— Exercise objective —
Show all lines from the listing below that contain "this".

— Source records —
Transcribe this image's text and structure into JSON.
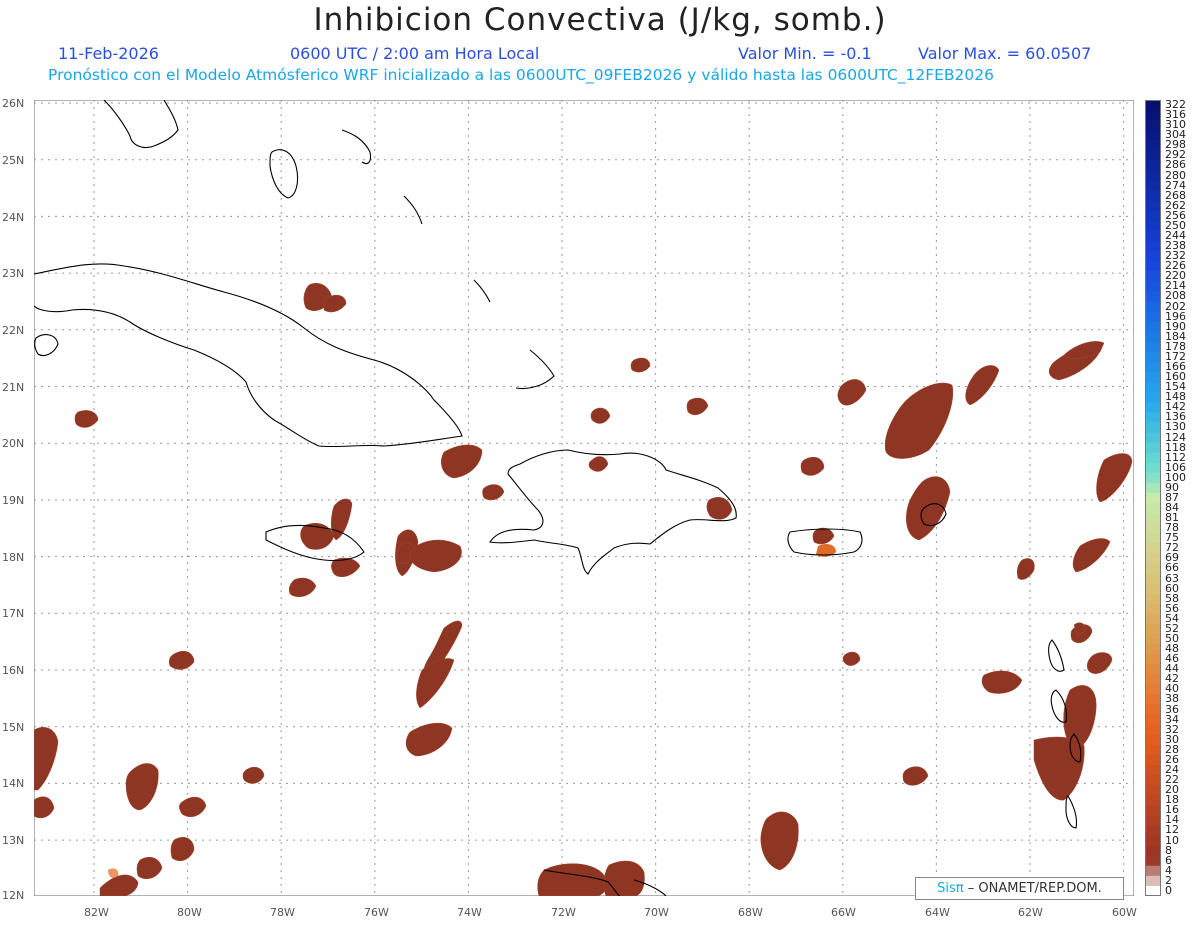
{
  "title": "Inhibicion Convectiva (J/kg, somb.)",
  "header": {
    "date": "11-Feb-2026",
    "time": "0600 UTC / 2:00 am Hora Local",
    "min_label": "Valor Min. = -0.1",
    "max_label": "Valor Max. = 60.0507",
    "forecast": "Pronóstico con el Modelo Atmósferico WRF inicializado a las 0600UTC_09FEB2026 y válido hasta las  0600UTC_12FEB2026"
  },
  "axes": {
    "lat_labels": [
      "26N",
      "25N",
      "24N",
      "23N",
      "22N",
      "21N",
      "20N",
      "19N",
      "18N",
      "17N",
      "16N",
      "15N",
      "14N",
      "13N",
      "12N"
    ],
    "lon_labels": [
      "82W",
      "80W",
      "78W",
      "76W",
      "74W",
      "72W",
      "70W",
      "68W",
      "66W",
      "64W",
      "62W",
      "60W"
    ]
  },
  "colorbar": {
    "labels": [
      "322",
      "316",
      "310",
      "304",
      "298",
      "292",
      "286",
      "280",
      "274",
      "268",
      "262",
      "256",
      "250",
      "244",
      "238",
      "232",
      "226",
      "220",
      "214",
      "208",
      "202",
      "196",
      "190",
      "184",
      "178",
      "172",
      "166",
      "160",
      "154",
      "148",
      "142",
      "136",
      "130",
      "124",
      "118",
      "112",
      "106",
      "100",
      "90",
      "87",
      "84",
      "81",
      "78",
      "75",
      "72",
      "69",
      "66",
      "63",
      "60",
      "58",
      "56",
      "54",
      "52",
      "50",
      "48",
      "46",
      "44",
      "42",
      "40",
      "38",
      "36",
      "34",
      "32",
      "30",
      "28",
      "26",
      "24",
      "22",
      "20",
      "18",
      "16",
      "14",
      "12",
      "10",
      "8",
      "6",
      "4",
      "2",
      "0"
    ]
  },
  "credit": {
    "sis": "Sisπ",
    "org": "– ONAMET/REP.DOM."
  },
  "colors": {
    "cin_fill": "#8f3524",
    "cin_high": "#e06a2a",
    "coast": "#000000",
    "grid": "#9a9a9a"
  }
}
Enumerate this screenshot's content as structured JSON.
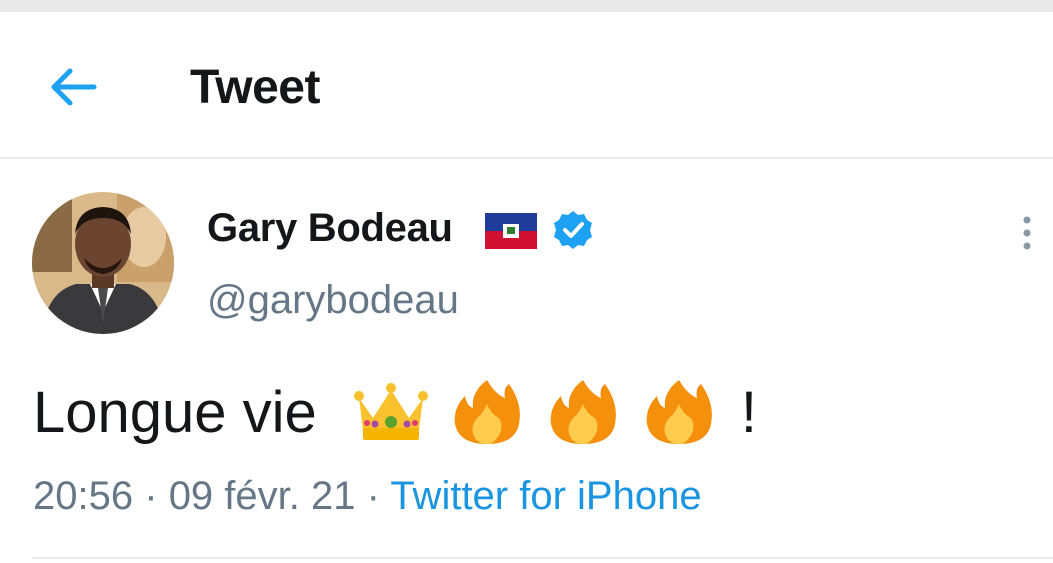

— Answer space —
Transcribe this image's text and structure into JSON.
Enumerate this screenshot's content as structured JSON.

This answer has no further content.